WORK TASK:
Starting with the first line and ending with the last, copy the entries word for word.

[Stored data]
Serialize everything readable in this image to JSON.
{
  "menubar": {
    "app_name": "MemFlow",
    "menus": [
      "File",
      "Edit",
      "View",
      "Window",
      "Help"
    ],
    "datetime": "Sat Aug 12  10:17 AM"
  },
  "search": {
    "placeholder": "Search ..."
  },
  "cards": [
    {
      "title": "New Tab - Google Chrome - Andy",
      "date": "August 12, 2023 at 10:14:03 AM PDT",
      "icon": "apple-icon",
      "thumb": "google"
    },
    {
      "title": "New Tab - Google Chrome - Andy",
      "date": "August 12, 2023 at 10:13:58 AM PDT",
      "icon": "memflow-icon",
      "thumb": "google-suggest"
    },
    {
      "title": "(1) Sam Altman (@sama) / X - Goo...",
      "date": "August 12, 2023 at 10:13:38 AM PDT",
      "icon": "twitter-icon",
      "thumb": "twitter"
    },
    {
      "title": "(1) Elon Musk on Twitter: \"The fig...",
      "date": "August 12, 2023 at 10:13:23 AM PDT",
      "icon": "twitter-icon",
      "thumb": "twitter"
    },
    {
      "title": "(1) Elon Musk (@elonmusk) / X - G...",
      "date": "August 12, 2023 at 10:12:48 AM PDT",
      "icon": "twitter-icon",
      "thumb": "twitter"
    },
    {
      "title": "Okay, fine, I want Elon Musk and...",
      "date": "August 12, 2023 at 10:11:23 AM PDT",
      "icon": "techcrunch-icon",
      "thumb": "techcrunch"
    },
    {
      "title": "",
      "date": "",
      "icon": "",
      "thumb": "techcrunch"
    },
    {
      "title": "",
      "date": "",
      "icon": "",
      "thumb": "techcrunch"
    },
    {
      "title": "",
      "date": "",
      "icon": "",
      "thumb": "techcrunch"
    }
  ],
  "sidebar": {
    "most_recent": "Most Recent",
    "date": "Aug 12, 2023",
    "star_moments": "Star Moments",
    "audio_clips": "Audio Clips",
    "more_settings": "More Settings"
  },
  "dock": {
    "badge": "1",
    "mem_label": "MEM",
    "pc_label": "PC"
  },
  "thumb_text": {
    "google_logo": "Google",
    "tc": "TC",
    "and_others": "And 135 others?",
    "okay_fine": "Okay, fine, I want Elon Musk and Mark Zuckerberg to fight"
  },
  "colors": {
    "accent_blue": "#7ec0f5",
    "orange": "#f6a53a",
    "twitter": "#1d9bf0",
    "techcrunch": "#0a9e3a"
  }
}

TASK SOLUTION:
Serialize everything readable in this image to JSON.
{
  "menubar": {
    "app_name": "MemFlow",
    "menus": [
      "File",
      "Edit",
      "View",
      "Window",
      "Help"
    ],
    "datetime": "Sat Aug 12  10:17 AM"
  },
  "search": {
    "placeholder": "Search ..."
  },
  "cards": [
    {
      "title": "New Tab - Google Chrome - Andy",
      "date": "August 12, 2023 at 10:14:03 AM PDT",
      "icon": "apple-icon",
      "thumb": "google"
    },
    {
      "title": "New Tab - Google Chrome - Andy",
      "date": "August 12, 2023 at 10:13:58 AM PDT",
      "icon": "memflow-icon",
      "thumb": "google-suggest"
    },
    {
      "title": "(1) Sam Altman (@sama) / X - Goo...",
      "date": "August 12, 2023 at 10:13:38 AM PDT",
      "icon": "twitter-icon",
      "thumb": "twitter"
    },
    {
      "title": "(1) Elon Musk on Twitter: \"The fig...",
      "date": "August 12, 2023 at 10:13:23 AM PDT",
      "icon": "twitter-icon",
      "thumb": "twitter"
    },
    {
      "title": "(1) Elon Musk (@elonmusk) / X - G...",
      "date": "August 12, 2023 at 10:12:48 AM PDT",
      "icon": "twitter-icon",
      "thumb": "twitter"
    },
    {
      "title": "Okay, fine, I want Elon Musk and...",
      "date": "August 12, 2023 at 10:11:23 AM PDT",
      "icon": "techcrunch-icon",
      "thumb": "techcrunch"
    },
    {
      "title": "",
      "date": "",
      "icon": "",
      "thumb": "techcrunch"
    },
    {
      "title": "",
      "date": "",
      "icon": "",
      "thumb": "techcrunch"
    },
    {
      "title": "",
      "date": "",
      "icon": "",
      "thumb": "techcrunch"
    }
  ],
  "sidebar": {
    "most_recent": "Most Recent",
    "date": "Aug 12, 2023",
    "star_moments": "Star Moments",
    "audio_clips": "Audio Clips",
    "more_settings": "More Settings"
  },
  "dock": {
    "badge": "1",
    "mem_label": "MEM",
    "pc_label": "PC"
  },
  "thumb_text": {
    "google_logo": "Google",
    "tc": "TC",
    "and_others": "And 135 others?",
    "okay_fine": "Okay, fine, I want Elon Musk and Mark Zuckerberg to fight"
  },
  "colors": {
    "accent_blue": "#7ec0f5",
    "orange": "#f6a53a",
    "twitter": "#1d9bf0",
    "techcrunch": "#0a9e3a"
  }
}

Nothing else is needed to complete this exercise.